Are you ready to be anywhere other than at home? For many Americans, the pandemic has caused pent up demand for travel over the course of the past year. As people start feeling more safe to resume domestic and international travel, it will be important to avoid the ever-evolving travel scams that tend to increase over the summer.
Rentals and lodging
If you’re considering traveling somewhere and need a place to stay, consider established hotels and resorts as the most reliable option. Alternatively, be sure to thoroughly research any third-party rental options to ensure the place is legitimate and that you are protected if something goes wrong. Websites like Airbnb will have profile and property reviews you can check out when making your decision. The last thing you want is to show up and realize the rental doesn’t exist or is not as described.

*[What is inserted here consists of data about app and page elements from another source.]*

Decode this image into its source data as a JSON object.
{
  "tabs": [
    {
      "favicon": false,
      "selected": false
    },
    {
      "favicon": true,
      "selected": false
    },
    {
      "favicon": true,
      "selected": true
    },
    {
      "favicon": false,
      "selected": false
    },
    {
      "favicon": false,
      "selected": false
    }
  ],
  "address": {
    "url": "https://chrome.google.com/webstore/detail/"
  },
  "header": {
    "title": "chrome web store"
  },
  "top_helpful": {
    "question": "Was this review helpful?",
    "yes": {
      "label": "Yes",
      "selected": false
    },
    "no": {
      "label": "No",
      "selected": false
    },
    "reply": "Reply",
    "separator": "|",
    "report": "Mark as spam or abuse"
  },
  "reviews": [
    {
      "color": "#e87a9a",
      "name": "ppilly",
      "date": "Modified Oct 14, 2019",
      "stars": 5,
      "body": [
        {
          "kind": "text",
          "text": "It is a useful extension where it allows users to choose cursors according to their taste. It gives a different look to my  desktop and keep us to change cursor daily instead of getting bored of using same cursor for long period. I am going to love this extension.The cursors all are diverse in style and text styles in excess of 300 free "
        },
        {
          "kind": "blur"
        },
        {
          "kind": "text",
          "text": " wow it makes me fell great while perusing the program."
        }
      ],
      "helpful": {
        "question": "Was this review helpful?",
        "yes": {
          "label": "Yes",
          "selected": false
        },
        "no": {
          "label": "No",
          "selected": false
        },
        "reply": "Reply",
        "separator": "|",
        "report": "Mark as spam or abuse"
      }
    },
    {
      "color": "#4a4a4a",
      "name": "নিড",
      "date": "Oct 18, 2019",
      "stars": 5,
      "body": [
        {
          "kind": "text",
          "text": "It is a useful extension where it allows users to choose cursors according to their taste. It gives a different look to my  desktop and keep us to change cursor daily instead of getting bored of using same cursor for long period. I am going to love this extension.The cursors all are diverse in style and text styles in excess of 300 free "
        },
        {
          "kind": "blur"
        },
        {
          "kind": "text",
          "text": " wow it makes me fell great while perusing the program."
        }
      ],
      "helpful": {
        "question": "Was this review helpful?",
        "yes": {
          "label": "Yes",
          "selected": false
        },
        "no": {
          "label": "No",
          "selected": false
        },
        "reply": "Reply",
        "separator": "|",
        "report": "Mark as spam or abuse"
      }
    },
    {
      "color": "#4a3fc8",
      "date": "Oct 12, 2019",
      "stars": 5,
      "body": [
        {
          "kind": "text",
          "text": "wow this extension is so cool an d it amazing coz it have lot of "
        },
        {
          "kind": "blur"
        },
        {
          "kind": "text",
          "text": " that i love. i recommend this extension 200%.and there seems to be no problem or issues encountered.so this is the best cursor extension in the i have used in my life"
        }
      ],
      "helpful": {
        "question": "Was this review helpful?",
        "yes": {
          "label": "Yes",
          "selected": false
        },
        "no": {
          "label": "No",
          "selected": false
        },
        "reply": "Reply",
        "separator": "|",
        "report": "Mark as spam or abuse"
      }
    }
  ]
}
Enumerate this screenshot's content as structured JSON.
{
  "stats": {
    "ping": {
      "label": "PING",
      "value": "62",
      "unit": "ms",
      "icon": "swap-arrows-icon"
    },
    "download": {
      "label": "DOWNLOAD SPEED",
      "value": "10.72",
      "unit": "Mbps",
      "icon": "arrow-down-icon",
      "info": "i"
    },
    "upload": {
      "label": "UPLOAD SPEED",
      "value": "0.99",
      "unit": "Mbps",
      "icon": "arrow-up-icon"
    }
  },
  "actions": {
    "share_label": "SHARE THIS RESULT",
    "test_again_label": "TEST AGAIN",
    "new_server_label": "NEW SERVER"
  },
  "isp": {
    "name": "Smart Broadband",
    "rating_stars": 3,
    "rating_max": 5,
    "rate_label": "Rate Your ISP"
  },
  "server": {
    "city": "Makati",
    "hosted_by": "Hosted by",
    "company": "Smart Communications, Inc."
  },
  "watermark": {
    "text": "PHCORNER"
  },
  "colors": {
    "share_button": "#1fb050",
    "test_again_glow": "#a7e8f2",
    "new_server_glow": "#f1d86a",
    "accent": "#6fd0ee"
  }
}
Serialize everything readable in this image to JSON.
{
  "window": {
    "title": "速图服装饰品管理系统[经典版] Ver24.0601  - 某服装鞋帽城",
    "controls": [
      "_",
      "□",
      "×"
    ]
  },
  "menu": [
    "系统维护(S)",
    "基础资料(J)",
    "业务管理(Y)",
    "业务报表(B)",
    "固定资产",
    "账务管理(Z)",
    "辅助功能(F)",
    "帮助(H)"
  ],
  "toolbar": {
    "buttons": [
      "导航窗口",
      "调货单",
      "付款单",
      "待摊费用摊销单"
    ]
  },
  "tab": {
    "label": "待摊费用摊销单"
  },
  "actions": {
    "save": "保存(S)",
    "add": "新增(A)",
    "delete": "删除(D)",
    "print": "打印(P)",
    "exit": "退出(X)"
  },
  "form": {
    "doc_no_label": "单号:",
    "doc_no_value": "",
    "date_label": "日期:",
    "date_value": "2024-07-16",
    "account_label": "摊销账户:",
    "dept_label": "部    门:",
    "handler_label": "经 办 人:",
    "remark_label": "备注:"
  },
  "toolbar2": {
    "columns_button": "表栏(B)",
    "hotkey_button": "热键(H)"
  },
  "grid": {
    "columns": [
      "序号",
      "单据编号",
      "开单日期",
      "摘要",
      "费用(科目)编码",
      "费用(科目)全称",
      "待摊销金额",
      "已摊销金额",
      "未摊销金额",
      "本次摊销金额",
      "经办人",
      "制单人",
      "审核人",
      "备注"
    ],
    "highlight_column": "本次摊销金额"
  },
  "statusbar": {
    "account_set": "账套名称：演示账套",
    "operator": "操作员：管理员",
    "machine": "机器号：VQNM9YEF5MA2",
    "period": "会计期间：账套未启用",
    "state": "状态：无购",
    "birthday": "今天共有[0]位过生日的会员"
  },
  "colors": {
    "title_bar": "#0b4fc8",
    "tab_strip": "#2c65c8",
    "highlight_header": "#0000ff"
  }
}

Too good to be true
If you receive an email or phone call informing you that you’ve won a vacation package, consider whether you even entered a contest or not. This is one of the oldest scams in the book. You can’t win a prize for a contest you didn’t enter. Additionally, if you need to submit personal or payment information to receive your prize, this is a huge red flag. Sometimes this scam is presented as a cheap vacation package that sounds too good to be true. You can often find out whether an offer is legitimate or not with a simple online search. Paying a little more for the vacation of your dreams is better than spending a bunch of money on a fake trip.
Pickpocketing or theft
Depending where you travel, tourists can be a target for pickpockets and thieves. Because a traveler’s surroundings may be unfamiliar, their guard could be down or they might be carrying more personal information than they normally would. It’s important to be conscious of what you are bringing with you and how accessible it is. Over-the-shoulder bags or backpacks with locking zippers can help keep your belongings safe as you navigate new destinations. Some backpacks even have security zippers where you have to fully remove the pack to even access and open the zipper. Researching common trends for protecting your personal items can be a good place to start when planning what to bring.
International driving permits
Several online scams target travelers with fake permits to drive in other countries. When traveling internationally, you can apply for an international driving permit (IDP) through the American Automobile Association (AAA) or the American Automobile Touring Alliance (AATA) for less than $20. These permits help with international travel by translating your driver’s license into foreign languages so it can be easily understood while you are abroad. Scammers will offer fake versions they send by mail with a simple payment (often much more than $20) that they often falsely claim can also serve other ID purposes.
While there have not been any requirements implemented for Covid-19 passports in order to travel domestically or internationally, scammers have already started selling fake vaccine passports or vaccine ID cards online. These are being marketed to people who may not want to get vaccinated or as some sort of vaccination ID card to people who have been vaccinated. If you have been vaccinated and think you may need to prove your status, you’ll want to retain the CDC-issued vaccine card that was completed when you received your shot(s). For the most up-to-date information about vaccines and traveling, visit the Federal Aviation Administration (FAA) website at www.faa.gov and the Centers for Disease Control and Prevention (CDC) website at www.cdc.gov.